Dollar Tree said it is still on track to open 600 to 650 stores overall this year.
Combining Two Chains
Dollar Tree purchased Family Dollar in July 2015 for $9 billion, but the acquisition has been underperforming the namesake chain despite the parent company’s efforts to turn that around. In 2019, for example, Dollar Tree announced it was closing 390 Family Dollar locations, renovating at least 1,000 of the chain’s stores and rebranding another 200 to Dollar Tree banners.
“Dollar Tree has been engaged in a process of refurbishing and remodeling many of its Family Dollar stores in a bid to improve performance,” Neil Saunders, a managing director at analytics firm GlobalData, told CoStar News in an email.
He added that “this has largely delivered results. However, the chain still contains a handful of shops that are in sub-optimal locations where sales numbers are not improving. The company is now reviewing this carefully with a view to either changing the format to Dollar Tree or closing shops entirely. This is part and parcel of the ongoing optimization of the chain to improve its productivity and profitability. Arguably, Dollar Tree bought a pretty poor business in Family Dollar and has been working to get the division on the right track ever since.”
Dollar Tree didn’t immediately respond to a CoStar News request for comment on Saunders’ take.
Dollar Tree and Family Dollar have different business models, and that partially explains Dollar Tree’s success and Family Dollar’s woes during these times, according to the parent company’s executives. They cater to two different customer segments, Dreiling said.
Family Dollar, with many locations in rural areas, is frequented by lower-income shoppers looking to buy “consumable” products rather than discretionary purchases, according to the CEO. Those shoppers have been squeezed financially by macroeconomic pressures, such as reductions in the national Supplemental Nutrition Assistance Program, or SNAP, company executives said.
By contrast, Dollar Tree has always attracted more middle-income customers seeking “the thrill of the treasure hunt” of finding nonfood items in its stores, Dreiling said.

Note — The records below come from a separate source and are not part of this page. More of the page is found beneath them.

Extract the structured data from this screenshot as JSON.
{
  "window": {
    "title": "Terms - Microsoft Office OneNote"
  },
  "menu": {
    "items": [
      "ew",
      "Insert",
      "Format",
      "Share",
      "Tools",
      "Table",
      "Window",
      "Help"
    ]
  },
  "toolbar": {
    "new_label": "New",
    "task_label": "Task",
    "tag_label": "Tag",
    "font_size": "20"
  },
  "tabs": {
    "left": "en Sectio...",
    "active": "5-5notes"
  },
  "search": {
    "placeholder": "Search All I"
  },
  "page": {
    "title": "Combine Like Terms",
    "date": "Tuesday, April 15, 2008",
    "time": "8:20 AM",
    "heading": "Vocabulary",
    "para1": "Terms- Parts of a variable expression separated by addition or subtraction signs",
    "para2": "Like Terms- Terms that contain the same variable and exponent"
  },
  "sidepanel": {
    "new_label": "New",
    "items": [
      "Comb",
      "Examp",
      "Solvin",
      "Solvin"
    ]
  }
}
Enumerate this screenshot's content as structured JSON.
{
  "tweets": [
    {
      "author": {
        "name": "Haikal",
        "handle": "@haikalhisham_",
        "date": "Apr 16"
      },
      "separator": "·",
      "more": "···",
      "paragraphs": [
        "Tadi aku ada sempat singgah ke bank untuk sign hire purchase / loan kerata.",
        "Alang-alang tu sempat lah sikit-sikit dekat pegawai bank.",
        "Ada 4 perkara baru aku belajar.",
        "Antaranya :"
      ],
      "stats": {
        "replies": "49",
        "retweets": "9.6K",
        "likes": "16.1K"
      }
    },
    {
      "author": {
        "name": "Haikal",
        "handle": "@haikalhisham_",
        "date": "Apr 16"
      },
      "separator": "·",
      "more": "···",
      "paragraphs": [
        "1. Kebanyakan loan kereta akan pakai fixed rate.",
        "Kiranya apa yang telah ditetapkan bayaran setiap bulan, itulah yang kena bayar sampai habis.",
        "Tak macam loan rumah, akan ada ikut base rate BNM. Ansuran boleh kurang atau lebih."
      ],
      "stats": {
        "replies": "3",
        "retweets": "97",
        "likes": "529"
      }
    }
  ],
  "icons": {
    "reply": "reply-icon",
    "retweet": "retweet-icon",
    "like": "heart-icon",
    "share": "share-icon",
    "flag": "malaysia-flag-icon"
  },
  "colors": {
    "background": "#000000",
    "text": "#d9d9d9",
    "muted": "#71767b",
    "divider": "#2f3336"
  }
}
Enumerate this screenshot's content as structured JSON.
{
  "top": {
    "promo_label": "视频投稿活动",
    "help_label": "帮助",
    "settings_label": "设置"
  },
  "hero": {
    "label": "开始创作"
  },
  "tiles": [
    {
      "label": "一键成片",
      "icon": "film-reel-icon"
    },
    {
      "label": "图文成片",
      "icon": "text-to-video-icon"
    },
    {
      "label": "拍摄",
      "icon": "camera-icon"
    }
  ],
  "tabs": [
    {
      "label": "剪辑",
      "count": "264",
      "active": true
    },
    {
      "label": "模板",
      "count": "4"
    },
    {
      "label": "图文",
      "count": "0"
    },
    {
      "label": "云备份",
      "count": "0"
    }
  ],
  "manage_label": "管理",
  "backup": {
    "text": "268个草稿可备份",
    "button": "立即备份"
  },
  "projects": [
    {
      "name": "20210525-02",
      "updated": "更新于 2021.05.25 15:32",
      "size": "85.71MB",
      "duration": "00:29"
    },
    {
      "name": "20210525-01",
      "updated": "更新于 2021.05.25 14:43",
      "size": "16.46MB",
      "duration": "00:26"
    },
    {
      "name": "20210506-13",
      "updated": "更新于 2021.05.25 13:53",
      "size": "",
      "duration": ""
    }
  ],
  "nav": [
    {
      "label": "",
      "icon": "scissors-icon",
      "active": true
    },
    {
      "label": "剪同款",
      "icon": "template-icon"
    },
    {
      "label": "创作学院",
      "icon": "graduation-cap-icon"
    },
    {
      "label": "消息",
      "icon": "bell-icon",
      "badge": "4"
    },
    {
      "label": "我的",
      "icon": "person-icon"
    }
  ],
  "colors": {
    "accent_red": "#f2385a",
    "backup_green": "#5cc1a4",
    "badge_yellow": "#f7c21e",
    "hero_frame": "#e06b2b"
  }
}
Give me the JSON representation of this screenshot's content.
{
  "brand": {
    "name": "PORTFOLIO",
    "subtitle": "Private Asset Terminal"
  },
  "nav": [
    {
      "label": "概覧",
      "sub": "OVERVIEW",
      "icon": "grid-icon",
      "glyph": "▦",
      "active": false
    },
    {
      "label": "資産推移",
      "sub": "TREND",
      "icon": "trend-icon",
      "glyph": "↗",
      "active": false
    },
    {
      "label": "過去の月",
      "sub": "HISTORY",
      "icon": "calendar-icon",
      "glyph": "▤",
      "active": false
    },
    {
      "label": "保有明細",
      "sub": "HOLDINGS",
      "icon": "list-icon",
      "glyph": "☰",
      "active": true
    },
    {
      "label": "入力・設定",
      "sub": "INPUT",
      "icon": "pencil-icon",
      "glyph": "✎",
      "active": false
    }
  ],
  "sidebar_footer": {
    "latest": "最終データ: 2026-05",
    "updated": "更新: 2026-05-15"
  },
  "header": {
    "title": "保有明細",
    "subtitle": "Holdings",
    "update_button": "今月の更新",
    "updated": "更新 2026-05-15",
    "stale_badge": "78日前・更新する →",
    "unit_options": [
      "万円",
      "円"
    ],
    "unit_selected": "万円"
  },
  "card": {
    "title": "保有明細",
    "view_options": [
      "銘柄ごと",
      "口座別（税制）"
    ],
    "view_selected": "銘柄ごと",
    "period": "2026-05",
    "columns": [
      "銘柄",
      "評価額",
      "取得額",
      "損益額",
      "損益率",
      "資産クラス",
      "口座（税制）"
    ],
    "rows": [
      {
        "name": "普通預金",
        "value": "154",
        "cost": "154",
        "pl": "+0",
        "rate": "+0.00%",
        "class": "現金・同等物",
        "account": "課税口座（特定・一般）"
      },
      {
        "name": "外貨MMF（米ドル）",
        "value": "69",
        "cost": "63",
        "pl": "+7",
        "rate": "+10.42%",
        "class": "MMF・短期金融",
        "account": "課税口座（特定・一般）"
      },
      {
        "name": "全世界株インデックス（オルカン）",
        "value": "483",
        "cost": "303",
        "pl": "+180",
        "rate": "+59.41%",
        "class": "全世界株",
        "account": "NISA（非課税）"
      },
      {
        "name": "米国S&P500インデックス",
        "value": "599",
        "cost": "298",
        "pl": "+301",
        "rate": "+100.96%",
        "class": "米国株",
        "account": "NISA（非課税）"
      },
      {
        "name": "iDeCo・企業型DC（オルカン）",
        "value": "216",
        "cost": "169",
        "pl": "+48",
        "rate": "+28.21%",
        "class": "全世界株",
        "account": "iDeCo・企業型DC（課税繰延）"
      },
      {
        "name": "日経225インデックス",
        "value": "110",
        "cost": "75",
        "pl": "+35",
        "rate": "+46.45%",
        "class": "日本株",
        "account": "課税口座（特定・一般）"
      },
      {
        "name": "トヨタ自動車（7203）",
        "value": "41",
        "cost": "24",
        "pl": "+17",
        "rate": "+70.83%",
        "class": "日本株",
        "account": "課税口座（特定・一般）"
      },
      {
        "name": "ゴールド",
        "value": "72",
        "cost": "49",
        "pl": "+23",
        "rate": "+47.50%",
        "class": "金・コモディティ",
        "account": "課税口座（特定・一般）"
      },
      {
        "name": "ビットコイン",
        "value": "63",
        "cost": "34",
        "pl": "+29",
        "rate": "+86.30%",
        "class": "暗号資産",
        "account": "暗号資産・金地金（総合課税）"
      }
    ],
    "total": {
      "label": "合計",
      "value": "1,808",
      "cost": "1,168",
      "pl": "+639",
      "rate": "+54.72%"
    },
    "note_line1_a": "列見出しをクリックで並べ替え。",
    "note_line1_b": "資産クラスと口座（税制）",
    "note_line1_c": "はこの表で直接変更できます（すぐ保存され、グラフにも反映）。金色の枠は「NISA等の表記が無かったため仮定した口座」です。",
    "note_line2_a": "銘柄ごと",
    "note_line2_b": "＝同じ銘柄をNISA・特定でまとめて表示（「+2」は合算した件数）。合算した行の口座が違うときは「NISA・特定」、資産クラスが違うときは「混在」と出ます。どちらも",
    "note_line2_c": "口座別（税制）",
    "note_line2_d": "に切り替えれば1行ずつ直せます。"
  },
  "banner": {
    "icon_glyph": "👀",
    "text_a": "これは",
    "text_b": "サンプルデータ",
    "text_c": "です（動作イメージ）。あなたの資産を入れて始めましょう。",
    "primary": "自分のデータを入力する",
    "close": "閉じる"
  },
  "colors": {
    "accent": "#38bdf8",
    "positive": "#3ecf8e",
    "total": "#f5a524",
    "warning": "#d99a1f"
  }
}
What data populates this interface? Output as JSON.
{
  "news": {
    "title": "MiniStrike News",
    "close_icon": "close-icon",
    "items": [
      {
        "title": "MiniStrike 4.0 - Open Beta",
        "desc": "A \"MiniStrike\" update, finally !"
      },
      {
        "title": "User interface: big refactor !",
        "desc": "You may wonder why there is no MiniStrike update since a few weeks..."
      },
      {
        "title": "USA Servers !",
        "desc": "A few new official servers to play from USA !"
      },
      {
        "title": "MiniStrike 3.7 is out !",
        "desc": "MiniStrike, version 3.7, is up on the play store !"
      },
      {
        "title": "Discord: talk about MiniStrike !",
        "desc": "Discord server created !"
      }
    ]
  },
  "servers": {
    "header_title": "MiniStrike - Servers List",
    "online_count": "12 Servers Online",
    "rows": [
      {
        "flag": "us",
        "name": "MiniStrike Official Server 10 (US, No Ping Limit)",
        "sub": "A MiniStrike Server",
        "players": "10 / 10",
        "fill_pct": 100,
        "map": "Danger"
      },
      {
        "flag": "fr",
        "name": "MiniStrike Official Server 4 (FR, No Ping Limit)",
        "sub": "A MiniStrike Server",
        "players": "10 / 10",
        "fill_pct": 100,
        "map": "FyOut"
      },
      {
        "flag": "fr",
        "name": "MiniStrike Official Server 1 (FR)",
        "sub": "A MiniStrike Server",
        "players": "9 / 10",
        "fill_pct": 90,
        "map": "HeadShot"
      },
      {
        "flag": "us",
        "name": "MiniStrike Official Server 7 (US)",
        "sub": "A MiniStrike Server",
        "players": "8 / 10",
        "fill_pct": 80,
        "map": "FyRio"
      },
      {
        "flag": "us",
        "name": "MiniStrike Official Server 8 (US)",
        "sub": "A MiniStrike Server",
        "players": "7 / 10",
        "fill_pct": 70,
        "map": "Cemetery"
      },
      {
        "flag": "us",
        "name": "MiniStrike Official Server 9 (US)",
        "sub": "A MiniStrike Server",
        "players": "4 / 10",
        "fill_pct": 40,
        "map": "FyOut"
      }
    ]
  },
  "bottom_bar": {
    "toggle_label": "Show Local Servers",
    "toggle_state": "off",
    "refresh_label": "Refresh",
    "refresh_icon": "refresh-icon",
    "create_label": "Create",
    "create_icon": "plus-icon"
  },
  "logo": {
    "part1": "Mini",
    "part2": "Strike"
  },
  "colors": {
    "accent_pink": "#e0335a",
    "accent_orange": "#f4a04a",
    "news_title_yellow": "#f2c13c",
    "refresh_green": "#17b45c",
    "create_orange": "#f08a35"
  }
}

And higher-income shoppers have been trading down to save money during this period of high inflation by coming to Dollar Tree.
Varied Customer Demographics
“Dollar Tree is attracting customers from a broader range of income levels,” Dreiling said. “Most of our new customers over the past year have household income over $125,000, and this income demographic was a significant contributor to Dollar Tree’s [third-quarter comparable store] growth.”
The company hasn’t lost faith in the Family Dollar brand, according to the CEO.
“There will be some stores [that] will relocate, maybe some stores will close, maybe some stores will rebanner,” Dreiling said. “But I do not have any of that information at this stage of the game. … I don’t want anyone to misconstrue that I’m not totally behind Family Dollar because I am and I don’t want anyone to think that that doesn’t mean we’re not going to grow Family Dollar, because I’m not saying that at all. It’s simply a matter of reallocating assets to where we think we can be more productive.”
In the quarter ended Oct. 28, Dollar Tree posted overall net sales of $7.31 billion, up 5.4% from the prior-year period. The Dollar Tree chain had a 5.4% gain in same-store sales, while Family Dollar saw a 2% increase.
The company is now expecting net sales for the fourth quarter in the range of $8.6 billion to $8.8 billion, based on low single-digit increase in comparable-store sales, with mid-single-digit increase at Dollar Tree and minus-one to plus-1% comparable sales at Family Dollar.
Dollar Tree stores have 71.9 million square feet of selling space, while Family Dollar has 63.4 million square feet.